“These are our wedding invitations we’ve been waiting to send them out until today,” said Jimenez as he held back tears.
“What our ceremony was going to be was us standing in front of each other and in front of our friends saying ‘I love you. I’m going to spend the rest of my life with you,’” Jimenez said. “Now that we have these two pieces of legislation, we get to do that knowing that California and the federal government has to recognize that.”
Members of the ACLU who took the fight against DOMA to the US Supreme Court said while Wednesday’s historic decision sets a strong tone in favor of marriage equality across all 50 states, there’s still a long fight ahead.

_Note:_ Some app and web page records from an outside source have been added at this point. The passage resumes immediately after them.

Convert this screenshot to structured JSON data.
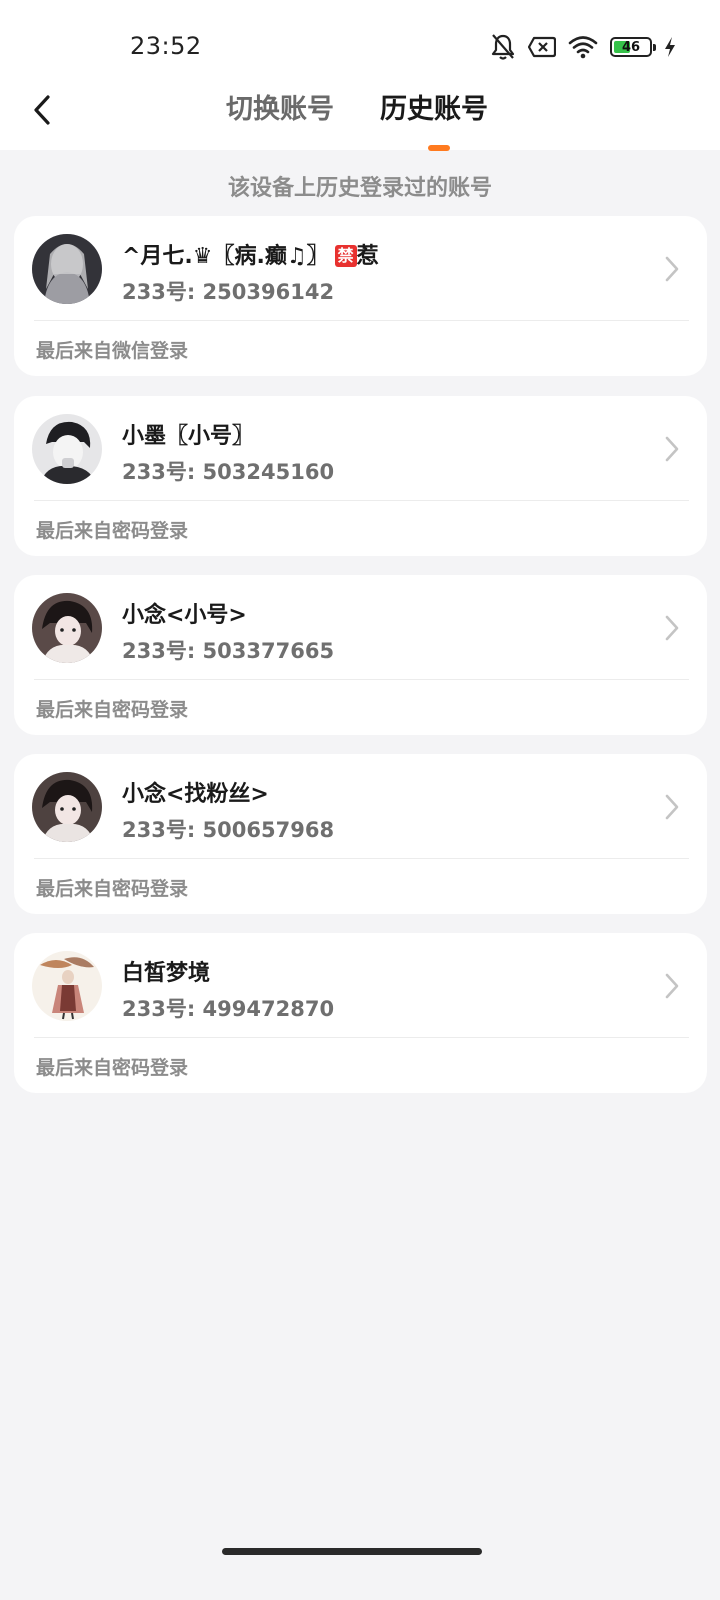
{
  "status_bar": {
    "time": "23:52",
    "icons": [
      "bell-off-icon",
      "close-box-icon",
      "wifi-icon",
      "battery-icon",
      "charging-bolt-icon"
    ],
    "battery_level": "46",
    "battery_fraction": 0.46,
    "battery_color": "#36c24a"
  },
  "header": {
    "back_icon": "chevron-left-icon",
    "tabs": [
      {
        "label": "切换账号",
        "active": false
      },
      {
        "label": "历史账号",
        "active": true
      }
    ],
    "accent_color": "#ff7a1f"
  },
  "subtitle": "该设备上历史登录过的账号",
  "accounts": [
    {
      "name": "^月七.♛〖病.癫♫〗",
      "badge": "禁",
      "name_suffix": "惹",
      "id_label": "233号: 250396142",
      "login_source": "最后来自微信登录"
    },
    {
      "name": "小墨〖小号〗",
      "id_label": "233号: 503245160",
      "login_source": "最后来自密码登录"
    },
    {
      "name": "小念<小号>",
      "id_label": "233号: 503377665",
      "login_source": "最后来自密码登录"
    },
    {
      "name": "小念<找粉丝>",
      "id_label": "233号: 500657968",
      "login_source": "最后来自密码登录"
    },
    {
      "name": "白皙梦境",
      "id_label": "233号: 499472870",
      "login_source": "最后来自密码登录"
    }
  ]
}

“The majority was very clear, there can be no rational reason against people based on their sexual orientation,” said San Diego ACLU legal director David Loy. “The fight is not over. We are in a 50 state fight for marriage equality – for everyone, everywhere in the country.”
For now, Jimenez and thousands of other same-sex couples planning to marry in California and other states where gay marriage is legal, will not only be recognized by the federal government, they will also get to benefit from more than 1,100 federal tax exemptions saved for married couples.
“On October 18, when we’ve married, it’s nice to know that this ring is going to stand for more than just our commitment to each other,” said Jimenez.